Prompt: An exact, complete copy of the data is all that is needed.

Data for this task:
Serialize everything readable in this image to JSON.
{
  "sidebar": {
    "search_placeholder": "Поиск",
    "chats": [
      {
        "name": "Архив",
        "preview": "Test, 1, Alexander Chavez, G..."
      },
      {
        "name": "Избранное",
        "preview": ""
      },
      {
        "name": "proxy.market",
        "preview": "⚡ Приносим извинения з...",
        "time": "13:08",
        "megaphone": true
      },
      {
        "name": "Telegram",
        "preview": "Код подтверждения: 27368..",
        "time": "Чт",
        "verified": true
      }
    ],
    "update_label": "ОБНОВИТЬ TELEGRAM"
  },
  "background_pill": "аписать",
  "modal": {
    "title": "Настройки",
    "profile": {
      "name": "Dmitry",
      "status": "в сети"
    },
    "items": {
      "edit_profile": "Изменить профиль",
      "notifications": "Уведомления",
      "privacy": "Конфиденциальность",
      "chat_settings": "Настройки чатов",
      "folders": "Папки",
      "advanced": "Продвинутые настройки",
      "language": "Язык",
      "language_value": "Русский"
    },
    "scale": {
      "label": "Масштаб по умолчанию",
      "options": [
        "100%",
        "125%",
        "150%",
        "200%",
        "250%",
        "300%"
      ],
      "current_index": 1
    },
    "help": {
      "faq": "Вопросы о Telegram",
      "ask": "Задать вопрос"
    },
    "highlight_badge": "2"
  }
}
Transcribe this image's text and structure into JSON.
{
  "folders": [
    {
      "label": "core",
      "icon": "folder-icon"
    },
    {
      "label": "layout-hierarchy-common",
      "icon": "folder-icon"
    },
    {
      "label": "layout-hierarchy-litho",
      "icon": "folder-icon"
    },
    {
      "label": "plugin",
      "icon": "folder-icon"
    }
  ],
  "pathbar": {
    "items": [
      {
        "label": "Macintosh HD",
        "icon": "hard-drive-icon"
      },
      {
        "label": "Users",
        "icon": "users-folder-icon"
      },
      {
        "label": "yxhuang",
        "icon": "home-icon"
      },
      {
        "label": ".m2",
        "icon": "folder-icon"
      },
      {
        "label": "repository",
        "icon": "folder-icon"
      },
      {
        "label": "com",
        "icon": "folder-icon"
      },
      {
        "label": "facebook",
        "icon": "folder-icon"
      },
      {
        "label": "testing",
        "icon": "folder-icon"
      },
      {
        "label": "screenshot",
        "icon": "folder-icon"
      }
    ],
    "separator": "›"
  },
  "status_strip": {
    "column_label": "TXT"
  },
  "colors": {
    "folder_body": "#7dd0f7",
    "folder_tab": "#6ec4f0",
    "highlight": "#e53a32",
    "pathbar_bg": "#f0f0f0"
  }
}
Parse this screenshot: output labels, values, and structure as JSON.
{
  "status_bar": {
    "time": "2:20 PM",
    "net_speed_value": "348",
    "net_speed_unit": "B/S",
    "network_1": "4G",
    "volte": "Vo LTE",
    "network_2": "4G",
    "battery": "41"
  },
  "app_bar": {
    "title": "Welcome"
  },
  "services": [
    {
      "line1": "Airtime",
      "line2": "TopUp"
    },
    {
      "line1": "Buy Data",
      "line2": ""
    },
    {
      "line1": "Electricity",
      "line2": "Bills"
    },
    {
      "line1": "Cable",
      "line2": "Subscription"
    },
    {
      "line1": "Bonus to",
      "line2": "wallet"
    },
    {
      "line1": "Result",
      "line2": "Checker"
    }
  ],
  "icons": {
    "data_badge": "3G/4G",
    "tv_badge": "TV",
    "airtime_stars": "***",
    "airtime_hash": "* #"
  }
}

Worked solution:
Serialize everything readable in this image to JSON.
{
  "sidebar": {
    "search_placeholder": "Поиск",
    "chats": [
      {
        "name": "Архив",
        "preview": "Test, 1, Alexander Chavez, G..."
      },
      {
        "name": "Избранное",
        "preview": ""
      },
      {
        "name": "proxy.market",
        "preview": "⚡ Приносим извинения з...",
        "time": "13:08",
        "megaphone": true
      },
      {
        "name": "Telegram",
        "preview": "Код подтверждения: 27368..",
        "time": "Чт",
        "verified": true
      }
    ],
    "update_label": "ОБНОВИТЬ TELEGRAM"
  },
  "background_pill": "аписать",
  "modal": {
    "title": "Настройки",
    "profile": {
      "name": "Dmitry",
      "status": "в сети"
    },
    "items": {
      "edit_profile": "Изменить профиль",
      "notifications": "Уведомления",
      "privacy": "Конфиденциальность",
      "chat_settings": "Настройки чатов",
      "folders": "Папки",
      "advanced": "Продвинутые настройки",
      "language": "Язык",
      "language_value": "Русский"
    },
    "scale": {
      "label": "Масштаб по умолчанию",
      "options": [
        "100%",
        "125%",
        "150%",
        "200%",
        "250%",
        "300%"
      ],
      "current_index": 1
    },
    "help": {
      "faq": "Вопросы о Telegram",
      "ask": "Задать вопрос"
    },
    "highlight_badge": "2"
  }
}
Transcribe this image's text and structure into JSON.
{
  "folders": [
    {
      "label": "core",
      "icon": "folder-icon"
    },
    {
      "label": "layout-hierarchy-common",
      "icon": "folder-icon"
    },
    {
      "label": "layout-hierarchy-litho",
      "icon": "folder-icon"
    },
    {
      "label": "plugin",
      "icon": "folder-icon"
    }
  ],
  "pathbar": {
    "items": [
      {
        "label": "Macintosh HD",
        "icon": "hard-drive-icon"
      },
      {
        "label": "Users",
        "icon": "users-folder-icon"
      },
      {
        "label": "yxhuang",
        "icon": "home-icon"
      },
      {
        "label": ".m2",
        "icon": "folder-icon"
      },
      {
        "label": "repository",
        "icon": "folder-icon"
      },
      {
        "label": "com",
        "icon": "folder-icon"
      },
      {
        "label": "facebook",
        "icon": "folder-icon"
      },
      {
        "label": "testing",
        "icon": "folder-icon"
      },
      {
        "label": "screenshot",
        "icon": "folder-icon"
      }
    ],
    "separator": "›"
  },
  "status_strip": {
    "column_label": "TXT"
  },
  "colors": {
    "folder_body": "#7dd0f7",
    "folder_tab": "#6ec4f0",
    "highlight": "#e53a32",
    "pathbar_bg": "#f0f0f0"
  }
}
Parse this screenshot: output labels, values, and structure as JSON.
{
  "status_bar": {
    "time": "2:20 PM",
    "net_speed_value": "348",
    "net_speed_unit": "B/S",
    "network_1": "4G",
    "volte": "Vo LTE",
    "network_2": "4G",
    "battery": "41"
  },
  "app_bar": {
    "title": "Welcome"
  },
  "services": [
    {
      "line1": "Airtime",
      "line2": "TopUp"
    },
    {
      "line1": "Buy Data",
      "line2": ""
    },
    {
      "line1": "Electricity",
      "line2": "Bills"
    },
    {
      "line1": "Cable",
      "line2": "Subscription"
    },
    {
      "line1": "Bonus to",
      "line2": "wallet"
    },
    {
      "line1": "Result",
      "line2": "Checker"
    }
  ],
  "icons": {
    "data_badge": "3G/4G",
    "tv_badge": "TV",
    "airtime_stars": "***",
    "airtime_hash": "* #"
  }
}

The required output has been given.